Land values have increased, but the vast majority of homeowners in British Columbia will still be eligible for the 2018 homeowner grant this year, as the provincial government has increased the threshold for the grant to $1.65 million.
According to the provincial Ministry of Finance, that threshold means about 91% of homeowners across the province will be eligible, about the same number as were eligible last year.
In the wake of B.C. Assessment releasing property assessment notices showing significant increases in value in some areas of the province, the ministry acted to increase the threshold from $1.6 million last year and $1.2 million in 2016.
The homeowner grants are expected to return an estimated $825 million to more than two million property owners this year. Any property owner with a home valued under $1.65 million will be eligible for a $570 basic homeowner grant.
In order to claim the grant, a home must be the owner’s principal residence.
The basic grant is $570. It rises to $770 if the home is in a northern or rural area, and $845 for homeowners who are 65 years or older, or the homeowner is a person with a disability. That increases to $1,045 for homeowners who are 65 years or older or have a disability if the home is in a northern or rural area.
The province reimburses municipalities for the full cost of the grants.
According to the ministry, the province took the step to increase the grant as the value of real estate has climbed steadily over the last few years.
On Vancouver Island, a lack of housing inventory and increased demand meant the majority of homeowners saw an increase in their property assessments of 10-25% compared to last year.
This year, the hardest-hit segment of homeowners appears to be condo and townhome owners, who can expect increases of 15-35%.
Assessment notices show the estimate of a property’s market value as of July 1, 2017, and its physical condition as of October 31, 2017. The value is set based on factors including nearby sales, size, age, quality, condition, view and location.

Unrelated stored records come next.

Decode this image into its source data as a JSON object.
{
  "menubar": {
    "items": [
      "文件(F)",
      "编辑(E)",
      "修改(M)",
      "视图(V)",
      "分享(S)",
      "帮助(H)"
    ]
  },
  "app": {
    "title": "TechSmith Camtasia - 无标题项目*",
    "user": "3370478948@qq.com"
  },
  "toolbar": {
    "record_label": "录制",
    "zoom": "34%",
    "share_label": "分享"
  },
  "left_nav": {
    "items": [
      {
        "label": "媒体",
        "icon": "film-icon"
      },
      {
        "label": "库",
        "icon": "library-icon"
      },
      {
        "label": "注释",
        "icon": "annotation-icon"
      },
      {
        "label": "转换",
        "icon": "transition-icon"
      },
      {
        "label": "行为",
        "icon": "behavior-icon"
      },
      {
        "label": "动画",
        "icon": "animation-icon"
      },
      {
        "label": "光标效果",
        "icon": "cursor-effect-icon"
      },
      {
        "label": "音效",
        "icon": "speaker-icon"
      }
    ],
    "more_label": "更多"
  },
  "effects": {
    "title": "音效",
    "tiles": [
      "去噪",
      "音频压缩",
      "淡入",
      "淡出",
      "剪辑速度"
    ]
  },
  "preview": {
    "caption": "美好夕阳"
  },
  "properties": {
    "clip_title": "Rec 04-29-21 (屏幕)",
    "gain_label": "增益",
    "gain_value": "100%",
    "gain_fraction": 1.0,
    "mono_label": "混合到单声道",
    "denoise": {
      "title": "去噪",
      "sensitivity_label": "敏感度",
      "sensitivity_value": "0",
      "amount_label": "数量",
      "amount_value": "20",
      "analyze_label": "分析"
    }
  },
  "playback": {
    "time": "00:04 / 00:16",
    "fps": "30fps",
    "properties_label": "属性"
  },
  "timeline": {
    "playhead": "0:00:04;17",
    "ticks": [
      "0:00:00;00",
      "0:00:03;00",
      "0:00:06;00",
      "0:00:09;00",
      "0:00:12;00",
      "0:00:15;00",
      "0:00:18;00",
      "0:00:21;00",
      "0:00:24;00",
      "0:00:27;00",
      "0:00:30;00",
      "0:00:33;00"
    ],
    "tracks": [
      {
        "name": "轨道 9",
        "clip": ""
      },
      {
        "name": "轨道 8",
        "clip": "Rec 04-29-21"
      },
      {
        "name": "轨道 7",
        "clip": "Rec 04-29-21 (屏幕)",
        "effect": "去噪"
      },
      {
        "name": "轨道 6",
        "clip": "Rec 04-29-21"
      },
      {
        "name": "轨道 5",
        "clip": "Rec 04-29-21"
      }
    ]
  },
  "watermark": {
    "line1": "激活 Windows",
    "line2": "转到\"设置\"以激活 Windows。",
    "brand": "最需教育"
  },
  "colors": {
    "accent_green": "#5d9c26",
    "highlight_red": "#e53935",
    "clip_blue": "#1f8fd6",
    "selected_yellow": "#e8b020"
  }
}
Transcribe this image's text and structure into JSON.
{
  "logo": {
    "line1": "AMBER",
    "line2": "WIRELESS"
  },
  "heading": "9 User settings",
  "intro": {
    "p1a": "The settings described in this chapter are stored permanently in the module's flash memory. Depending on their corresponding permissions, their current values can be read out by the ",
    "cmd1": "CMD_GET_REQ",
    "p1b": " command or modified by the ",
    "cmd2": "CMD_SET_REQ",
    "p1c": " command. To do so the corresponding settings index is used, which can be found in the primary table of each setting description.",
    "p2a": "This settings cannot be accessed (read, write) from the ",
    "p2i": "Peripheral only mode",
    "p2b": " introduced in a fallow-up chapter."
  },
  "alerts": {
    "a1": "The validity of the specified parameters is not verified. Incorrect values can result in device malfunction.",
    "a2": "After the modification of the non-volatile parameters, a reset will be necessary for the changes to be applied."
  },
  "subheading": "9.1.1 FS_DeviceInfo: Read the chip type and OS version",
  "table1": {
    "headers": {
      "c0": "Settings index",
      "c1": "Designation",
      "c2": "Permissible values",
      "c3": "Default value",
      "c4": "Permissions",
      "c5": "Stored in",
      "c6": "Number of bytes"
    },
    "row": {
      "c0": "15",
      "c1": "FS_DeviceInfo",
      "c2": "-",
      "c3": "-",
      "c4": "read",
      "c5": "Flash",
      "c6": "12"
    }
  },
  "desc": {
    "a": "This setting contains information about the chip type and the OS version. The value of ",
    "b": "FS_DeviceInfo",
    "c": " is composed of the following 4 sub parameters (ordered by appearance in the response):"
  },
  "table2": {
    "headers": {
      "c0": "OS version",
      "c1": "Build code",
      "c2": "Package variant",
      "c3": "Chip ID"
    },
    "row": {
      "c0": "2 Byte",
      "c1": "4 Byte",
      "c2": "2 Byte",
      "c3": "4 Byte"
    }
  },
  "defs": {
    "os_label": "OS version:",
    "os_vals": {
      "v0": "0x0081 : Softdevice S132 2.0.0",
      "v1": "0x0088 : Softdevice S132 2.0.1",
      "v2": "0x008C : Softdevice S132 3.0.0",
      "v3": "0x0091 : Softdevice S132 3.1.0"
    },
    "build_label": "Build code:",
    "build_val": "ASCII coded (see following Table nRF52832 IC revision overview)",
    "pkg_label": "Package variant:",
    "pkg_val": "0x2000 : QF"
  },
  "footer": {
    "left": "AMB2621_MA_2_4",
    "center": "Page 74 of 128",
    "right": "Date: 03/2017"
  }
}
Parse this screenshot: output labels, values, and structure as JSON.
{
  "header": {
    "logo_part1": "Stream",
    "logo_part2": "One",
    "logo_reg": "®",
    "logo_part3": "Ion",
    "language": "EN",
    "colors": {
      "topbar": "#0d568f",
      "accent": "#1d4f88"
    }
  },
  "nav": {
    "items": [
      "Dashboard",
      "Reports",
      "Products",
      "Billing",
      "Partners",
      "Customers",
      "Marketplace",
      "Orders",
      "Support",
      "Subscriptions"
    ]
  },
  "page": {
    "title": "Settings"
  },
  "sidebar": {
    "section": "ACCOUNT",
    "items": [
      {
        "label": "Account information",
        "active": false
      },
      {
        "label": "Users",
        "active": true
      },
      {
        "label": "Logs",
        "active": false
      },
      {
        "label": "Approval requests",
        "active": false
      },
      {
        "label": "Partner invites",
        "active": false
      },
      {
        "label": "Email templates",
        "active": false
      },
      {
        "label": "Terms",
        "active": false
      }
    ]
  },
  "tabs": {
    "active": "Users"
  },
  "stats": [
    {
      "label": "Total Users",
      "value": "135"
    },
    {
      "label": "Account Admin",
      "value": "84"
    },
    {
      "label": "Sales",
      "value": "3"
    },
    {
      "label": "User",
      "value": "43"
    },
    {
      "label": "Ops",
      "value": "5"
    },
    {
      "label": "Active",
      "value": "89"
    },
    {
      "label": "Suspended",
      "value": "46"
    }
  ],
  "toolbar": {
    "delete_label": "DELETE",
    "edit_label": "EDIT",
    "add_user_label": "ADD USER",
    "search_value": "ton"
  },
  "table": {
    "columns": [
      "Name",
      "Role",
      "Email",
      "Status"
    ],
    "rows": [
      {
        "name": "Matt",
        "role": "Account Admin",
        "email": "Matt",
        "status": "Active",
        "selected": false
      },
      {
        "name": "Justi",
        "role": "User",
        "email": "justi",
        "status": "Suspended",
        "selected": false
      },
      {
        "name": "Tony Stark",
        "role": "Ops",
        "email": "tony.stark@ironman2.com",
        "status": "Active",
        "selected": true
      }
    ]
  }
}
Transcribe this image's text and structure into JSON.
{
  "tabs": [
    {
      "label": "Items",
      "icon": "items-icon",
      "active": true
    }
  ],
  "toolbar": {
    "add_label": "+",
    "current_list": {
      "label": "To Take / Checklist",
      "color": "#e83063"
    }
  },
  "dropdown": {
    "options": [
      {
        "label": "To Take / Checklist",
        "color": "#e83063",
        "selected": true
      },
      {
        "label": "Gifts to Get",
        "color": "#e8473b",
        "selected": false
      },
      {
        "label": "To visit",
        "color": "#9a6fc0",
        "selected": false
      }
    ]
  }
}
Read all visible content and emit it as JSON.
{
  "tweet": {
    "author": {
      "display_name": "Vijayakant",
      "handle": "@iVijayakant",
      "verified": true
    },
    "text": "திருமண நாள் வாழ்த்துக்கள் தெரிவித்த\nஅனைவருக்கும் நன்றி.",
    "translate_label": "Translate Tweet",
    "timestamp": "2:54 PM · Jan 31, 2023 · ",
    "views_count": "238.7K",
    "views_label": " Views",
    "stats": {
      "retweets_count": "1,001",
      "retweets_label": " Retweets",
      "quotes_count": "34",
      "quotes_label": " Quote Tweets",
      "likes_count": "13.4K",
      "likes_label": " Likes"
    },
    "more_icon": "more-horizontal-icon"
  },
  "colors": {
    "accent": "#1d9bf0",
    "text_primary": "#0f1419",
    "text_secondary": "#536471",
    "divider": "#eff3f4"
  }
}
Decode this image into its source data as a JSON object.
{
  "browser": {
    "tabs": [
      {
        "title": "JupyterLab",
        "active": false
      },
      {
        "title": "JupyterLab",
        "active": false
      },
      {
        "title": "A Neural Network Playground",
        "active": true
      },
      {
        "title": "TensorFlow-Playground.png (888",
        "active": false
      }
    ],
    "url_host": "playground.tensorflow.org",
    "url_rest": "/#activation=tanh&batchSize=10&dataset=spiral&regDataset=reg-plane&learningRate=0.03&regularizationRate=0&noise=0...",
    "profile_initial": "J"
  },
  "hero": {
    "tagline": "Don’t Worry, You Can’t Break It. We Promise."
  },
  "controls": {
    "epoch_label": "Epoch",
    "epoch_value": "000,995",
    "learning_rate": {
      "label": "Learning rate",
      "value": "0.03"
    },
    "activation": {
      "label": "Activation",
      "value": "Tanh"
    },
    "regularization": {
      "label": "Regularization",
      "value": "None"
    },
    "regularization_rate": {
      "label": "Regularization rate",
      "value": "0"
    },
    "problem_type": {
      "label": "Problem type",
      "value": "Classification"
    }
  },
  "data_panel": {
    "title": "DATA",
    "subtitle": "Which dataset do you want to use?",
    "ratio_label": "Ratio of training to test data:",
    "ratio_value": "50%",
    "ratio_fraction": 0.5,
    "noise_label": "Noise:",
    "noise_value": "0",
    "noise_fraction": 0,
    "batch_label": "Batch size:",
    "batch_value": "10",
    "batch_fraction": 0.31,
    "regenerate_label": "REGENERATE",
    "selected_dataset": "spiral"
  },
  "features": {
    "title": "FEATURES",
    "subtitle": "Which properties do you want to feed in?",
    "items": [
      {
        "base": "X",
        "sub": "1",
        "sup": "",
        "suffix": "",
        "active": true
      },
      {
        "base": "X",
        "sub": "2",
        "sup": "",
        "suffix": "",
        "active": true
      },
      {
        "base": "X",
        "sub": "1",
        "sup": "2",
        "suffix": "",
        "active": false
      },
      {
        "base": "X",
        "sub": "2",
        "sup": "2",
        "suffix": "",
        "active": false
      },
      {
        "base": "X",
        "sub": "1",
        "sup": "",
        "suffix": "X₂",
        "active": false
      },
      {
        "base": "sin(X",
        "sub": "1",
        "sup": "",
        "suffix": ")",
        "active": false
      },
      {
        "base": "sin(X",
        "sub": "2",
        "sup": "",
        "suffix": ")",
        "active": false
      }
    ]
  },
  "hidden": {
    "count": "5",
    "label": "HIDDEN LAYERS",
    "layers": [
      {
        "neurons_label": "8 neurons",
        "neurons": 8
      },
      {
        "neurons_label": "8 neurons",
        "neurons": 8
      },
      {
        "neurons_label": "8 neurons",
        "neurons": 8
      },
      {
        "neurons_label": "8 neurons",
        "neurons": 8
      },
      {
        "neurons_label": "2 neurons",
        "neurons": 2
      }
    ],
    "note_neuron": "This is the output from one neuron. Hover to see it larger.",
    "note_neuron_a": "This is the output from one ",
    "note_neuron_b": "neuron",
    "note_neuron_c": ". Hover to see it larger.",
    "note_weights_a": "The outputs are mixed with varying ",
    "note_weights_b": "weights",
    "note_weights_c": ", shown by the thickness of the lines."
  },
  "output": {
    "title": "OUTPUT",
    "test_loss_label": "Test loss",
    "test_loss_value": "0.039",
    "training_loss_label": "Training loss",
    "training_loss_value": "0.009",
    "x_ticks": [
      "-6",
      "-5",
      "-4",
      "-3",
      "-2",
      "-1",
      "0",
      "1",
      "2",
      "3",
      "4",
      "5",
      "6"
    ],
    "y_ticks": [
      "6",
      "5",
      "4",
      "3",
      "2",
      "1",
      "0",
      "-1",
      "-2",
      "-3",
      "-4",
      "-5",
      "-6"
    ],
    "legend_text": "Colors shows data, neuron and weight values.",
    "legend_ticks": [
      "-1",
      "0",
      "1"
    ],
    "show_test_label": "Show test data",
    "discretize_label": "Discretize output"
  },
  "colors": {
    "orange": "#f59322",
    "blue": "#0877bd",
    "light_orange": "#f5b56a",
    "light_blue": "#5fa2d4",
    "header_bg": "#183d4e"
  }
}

Homeowners who disagree with the assessment are asked to contact B.C. Assessment. An appeal process exists if the disagreement can’t be worked out. A notice of complaint has to be submitted by January 31, which triggers an independent review.
Tina Ireland, B.C. Assessment’s assessor for Greater Victoria, said despite significant increases in assessed value, the appeal rate remains low. “Over the last 10 years, the appeal rate has been less than 2%, and over the last two years, it’s been closer to 1%.”